We Hosers are proud to call Tim Hortons one of our own. When a person (born in the 1970s at least) flips through the pages of an encyclopedia (yes, it is a thing) and turns to Canada — a picture of a Tim Hortons coffee shop can be seen. Ha ha, made you look.
Canada has many natural resources and one of them is Tim Hortons — a Canadian institution and morning meeting place plus the coffee gets coffee drinkers ready for the day. There are other coffee shops with clout but none compare to the Canadian-ness of a double double, done up right. It’s the Canadian Way.
Canada exports many goods and services to the rest of the world. There’s no doubt Burger King is doing smart business.
Tim Hortons is a goldmine. Just drive by one on most corners in Canada and you’ll see double line-ups, as far as the eyes can see at any given time of day. It really is a no-brainer business-wise for the Home of the Whopper.
It makes perfect business sense but it saddens a little piece of the Canadian in all of us. What’s next? Will poutine become the official snack food of Americans?
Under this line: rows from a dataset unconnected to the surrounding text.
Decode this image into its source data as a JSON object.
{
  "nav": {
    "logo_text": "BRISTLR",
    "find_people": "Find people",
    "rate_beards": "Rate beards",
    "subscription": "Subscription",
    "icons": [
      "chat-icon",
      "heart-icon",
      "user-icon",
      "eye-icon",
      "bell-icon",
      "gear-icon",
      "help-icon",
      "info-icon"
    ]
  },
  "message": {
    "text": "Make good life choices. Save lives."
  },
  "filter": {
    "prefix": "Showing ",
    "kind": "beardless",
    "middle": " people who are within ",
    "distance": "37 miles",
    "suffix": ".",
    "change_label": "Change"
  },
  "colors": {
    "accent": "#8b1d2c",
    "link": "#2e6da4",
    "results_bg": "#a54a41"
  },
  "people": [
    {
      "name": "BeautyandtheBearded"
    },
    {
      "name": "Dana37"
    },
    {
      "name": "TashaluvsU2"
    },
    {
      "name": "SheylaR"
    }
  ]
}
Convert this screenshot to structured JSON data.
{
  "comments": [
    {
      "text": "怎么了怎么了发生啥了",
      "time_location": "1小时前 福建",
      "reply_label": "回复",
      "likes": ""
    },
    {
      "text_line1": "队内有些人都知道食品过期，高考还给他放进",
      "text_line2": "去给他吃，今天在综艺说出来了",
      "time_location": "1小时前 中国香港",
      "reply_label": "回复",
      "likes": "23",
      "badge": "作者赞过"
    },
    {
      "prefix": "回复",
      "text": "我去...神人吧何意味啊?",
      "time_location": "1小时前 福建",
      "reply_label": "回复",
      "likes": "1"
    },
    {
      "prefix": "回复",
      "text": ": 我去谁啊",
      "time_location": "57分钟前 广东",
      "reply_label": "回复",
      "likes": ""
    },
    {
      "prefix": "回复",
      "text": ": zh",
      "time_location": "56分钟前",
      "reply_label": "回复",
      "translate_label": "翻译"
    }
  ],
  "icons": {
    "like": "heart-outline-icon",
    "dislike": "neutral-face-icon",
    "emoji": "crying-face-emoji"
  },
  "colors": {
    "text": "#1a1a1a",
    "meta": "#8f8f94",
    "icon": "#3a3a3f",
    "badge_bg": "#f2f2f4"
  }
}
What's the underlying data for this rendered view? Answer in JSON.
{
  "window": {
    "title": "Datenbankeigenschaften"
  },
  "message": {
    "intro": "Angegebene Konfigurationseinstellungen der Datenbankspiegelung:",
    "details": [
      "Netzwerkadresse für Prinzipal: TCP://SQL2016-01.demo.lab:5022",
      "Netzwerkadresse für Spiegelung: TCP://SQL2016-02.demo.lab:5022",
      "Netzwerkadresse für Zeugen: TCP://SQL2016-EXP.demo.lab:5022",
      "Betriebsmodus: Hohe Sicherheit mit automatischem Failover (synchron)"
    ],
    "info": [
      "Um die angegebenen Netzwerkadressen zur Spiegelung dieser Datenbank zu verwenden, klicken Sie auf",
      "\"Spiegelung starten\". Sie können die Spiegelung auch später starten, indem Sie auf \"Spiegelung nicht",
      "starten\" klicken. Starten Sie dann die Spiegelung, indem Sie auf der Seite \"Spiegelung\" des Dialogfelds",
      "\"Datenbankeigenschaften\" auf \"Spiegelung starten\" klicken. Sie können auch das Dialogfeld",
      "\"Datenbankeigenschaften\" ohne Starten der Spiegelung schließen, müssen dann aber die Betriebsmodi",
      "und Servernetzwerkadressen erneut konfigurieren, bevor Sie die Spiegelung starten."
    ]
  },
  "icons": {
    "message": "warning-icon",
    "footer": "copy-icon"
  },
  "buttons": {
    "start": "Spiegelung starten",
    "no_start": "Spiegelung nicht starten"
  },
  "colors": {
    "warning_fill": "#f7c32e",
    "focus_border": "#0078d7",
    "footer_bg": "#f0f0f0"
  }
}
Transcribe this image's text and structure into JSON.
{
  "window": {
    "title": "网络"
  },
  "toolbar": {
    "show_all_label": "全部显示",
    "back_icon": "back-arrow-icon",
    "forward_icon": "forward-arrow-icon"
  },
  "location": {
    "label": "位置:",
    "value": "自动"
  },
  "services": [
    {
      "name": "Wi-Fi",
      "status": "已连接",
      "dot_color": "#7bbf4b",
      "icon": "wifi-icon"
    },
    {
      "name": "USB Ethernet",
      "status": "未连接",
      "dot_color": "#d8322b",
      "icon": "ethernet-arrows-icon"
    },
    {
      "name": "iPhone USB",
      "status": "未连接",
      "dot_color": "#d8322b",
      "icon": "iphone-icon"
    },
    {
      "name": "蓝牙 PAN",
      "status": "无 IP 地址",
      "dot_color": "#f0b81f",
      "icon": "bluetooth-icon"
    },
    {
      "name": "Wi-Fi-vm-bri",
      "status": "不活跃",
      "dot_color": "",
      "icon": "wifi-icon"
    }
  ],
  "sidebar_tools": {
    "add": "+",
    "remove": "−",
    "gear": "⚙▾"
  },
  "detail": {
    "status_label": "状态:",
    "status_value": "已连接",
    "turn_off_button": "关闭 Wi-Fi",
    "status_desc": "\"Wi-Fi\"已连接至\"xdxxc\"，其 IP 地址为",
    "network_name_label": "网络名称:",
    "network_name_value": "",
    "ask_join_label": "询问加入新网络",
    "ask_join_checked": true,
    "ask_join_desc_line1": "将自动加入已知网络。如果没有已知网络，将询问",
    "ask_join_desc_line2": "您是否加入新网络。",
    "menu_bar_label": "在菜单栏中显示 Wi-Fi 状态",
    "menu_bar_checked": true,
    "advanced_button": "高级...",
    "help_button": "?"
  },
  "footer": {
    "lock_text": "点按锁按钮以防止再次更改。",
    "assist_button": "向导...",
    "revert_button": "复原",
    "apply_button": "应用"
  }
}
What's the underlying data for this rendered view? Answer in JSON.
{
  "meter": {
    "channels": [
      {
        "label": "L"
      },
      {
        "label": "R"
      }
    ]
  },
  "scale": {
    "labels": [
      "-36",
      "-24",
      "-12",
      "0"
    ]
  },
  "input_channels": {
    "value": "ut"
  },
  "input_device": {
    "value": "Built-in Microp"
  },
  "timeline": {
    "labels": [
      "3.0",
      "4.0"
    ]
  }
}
Say it isn’t so. I’m sure many vacationing Canadians wouldn’t mind seeing more Tim Hortons throughout the United States and abroad. But still … what about the maple dip donut? It has no place out of Canadian hands, or does it? Only time will tell.
Looking into the future … a dystopian society with no Canadian pop culture, no Canadian uniqueness, no Canadian natural resources and no double double to sip and savour on a cold winter’s morn.
Is the Tim Hortons sale to a U.S. burger joint similar to The Simpson’s “Treehouse of Horror” episode when Homer sells his soul to the devil for a donut? Perhaps.
What if other out of country businesses want to come to Canada and stir up the pot?
What if Disney wants to buy Justin Bieber? OK, that one we can live with. What if a company in Sweden dips its hands in the Canadian maple syrup industry? Or a Colorado skiing company wants to wear official Canadian toques from our coveted toque stronghold? It’s like breaking the seal after a night of drinking. Once you break the seal — the seal is broken and the flow is unstoppable. Once Tim Hortons is gone … what will go next?
Our stereotypes aside, Canada is home to many great innovations, industry and resources. Canadians need to be in control of those interests. Canadian water, gas and oil, and coffee with two creams and two sugars need to be Canadian, at its core and around its edges.
Canadian interests can’t go off all willy nilly selling this and that and hoping for the best. Well, it can, it’s consumerism and business, as usual.
There are many Canadian politicians in the business of piping Canadian gas and oil to faraway lands, instead of keeping it maple leaf-like. There is some U.S. interest in our high-quality H2O. And the list goes on.
The Tragically Hip is Canadian, Nickelback is (dare I say) psuedo-Canadian, the loonie and twonie are Canadian, the two-four is Canadian and the provinces and territories from the west to the east and north are Canadian — let’s keep it that way.